“And I literally wait for [an] answer,” she says. “I give people their microaggression and their implicit biases back in a pretty box with a nice bow on it. I hand it to you, and I wait for you to open it and tell me what you see.”
Evans is at heart an educator and uses these teachable moments, she says, to expose the unconscious associations people have. For example, linking “African American” and “uneducated” or “women” and “assistant.” This is an approach rooted in the hidden-bias research of Harvard University psychologist, Mahzarin Rustum Banaji. Human brains may instinctively make associations for survival, Evans says, but we can choose to dismantle them.
“All the research tells us that our brains are malleable and that we can form new synapses. I feel like it’s my responsibility to help disrupt what’s happening in your amygdala,” Evans says, tongue in cheek. “Let me just help you separate some of these thoughts real quick.”
Her approach typically results in White bewilderment, not fragility or combativeness, she explains.
I know that I would feel uncomfortable responding to microaggressions so directly. Avoidance is a legit strategy in the case of possible physical harm, but my silence usually stems from my being too stunned to generate a snappy comeback or not being entirely convinced that I was actually “microaggressed.”

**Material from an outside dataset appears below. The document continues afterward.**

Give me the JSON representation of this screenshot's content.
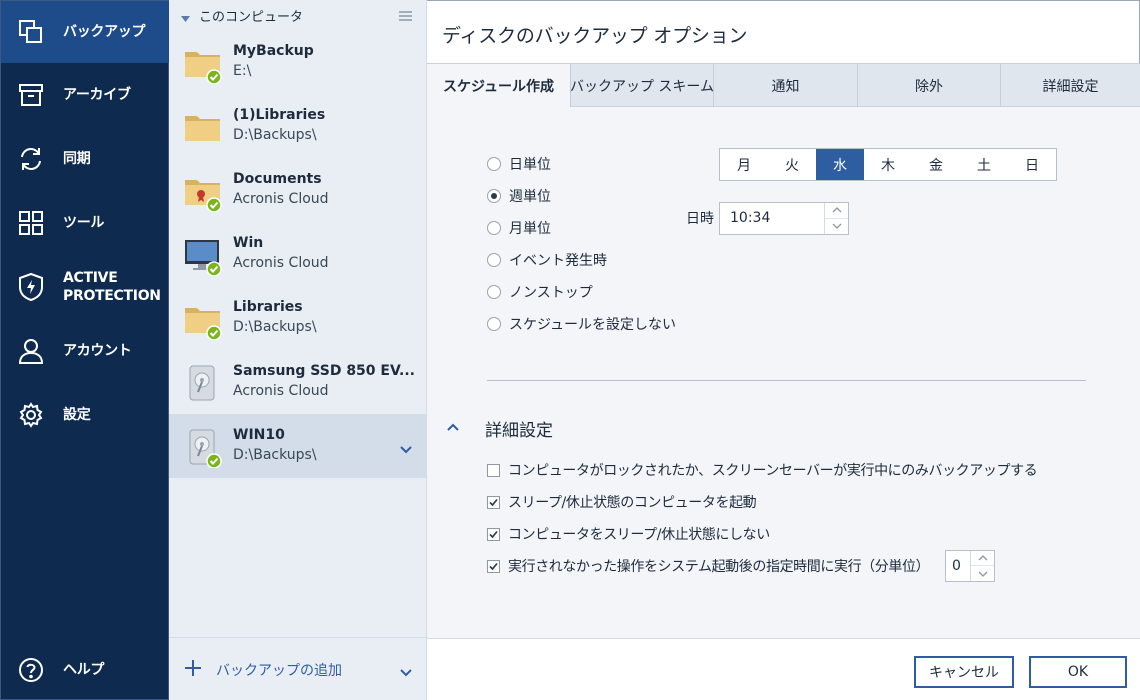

And I’m not alone.
This is apparently common among targets of microaggressions, and this confusion is a significant part of why they are so damaging. “The power of racial microaggressions lies in their invisibility to the perpetrator and oftentimes to the recipient,” Sue, and colleagues, wrote in a 2007 article. And this is why a key strategy for dealing with microaggressions is “making the invisible visible.”
By “naming” a microaggression, a concept Sue borrows from Paulo Freire’s seminal work, Pedagogy of the Oppressed, we are able to undercut its power and expose metacommunication behind it.
For example, pointing out that “where are you from?” is really code for “you aren’t American enough” or “I have Black friends” really means “what I just said isn’t racist and neither am I” social worker Petaway says. And doing this doesn’t have to be educational or immediate, she adds.
Sometimes it’s as simple as saying, “your bias is showing” and walking away, a response Evans often has to microaggressions, especially those from women.
But the burden of responding shouldn’t solely rest with the target of the microagression.
Writer Leslie C. Aguilar’s suggests targets or bystanders can just say “Ouch!” Interrupting and redirecting conversations heading toward biased territory with, “Whoa! Let’s not go there!” can also do the trick, particularly when delivered by allies who share commonalities with the speaker.
Aguilar’s suggestion resonates most with me. Unlike Evans, who is an ordained minister and educator, I don’t feel a calling to educate perpetrators. I already manage depression and anxiety, and now they’ve just said something that hurts. Why should I have to sink more emotional labor into an already fraught situation?
But research indicates that avoidance, when there is no threat of bodily harm, may not be the best course of action and that eschewing resignation brings rewards, including feelings of bravery, dignity, and self-efficacy.
There’s also the bonus that I’m less likely to mull over the situation ad infinitum.
However, Petaway assures me, I can respond when I want, how I want. There’s no statute of limitations on addressing microaggressions.
“It's really taking back our time and focusing on our boundaries,” she explains.
If it’s not addressed in the moment, that doesn’t mean it can’t be addressed later.
“There is no one asking you to give beyond the wellspring that you have,” Petaway says. “So if you don’t have it to give, then do not give [it].”
Ruth Terry wrote this article for YES! Magazine. Ruth is a freelance food, culture, and travel writer currently based in Istanbul, Turkey. Her expat status remains undecided. Follow her on Twitter @Ruth_Terry.
This article was republished from YES! Magazine.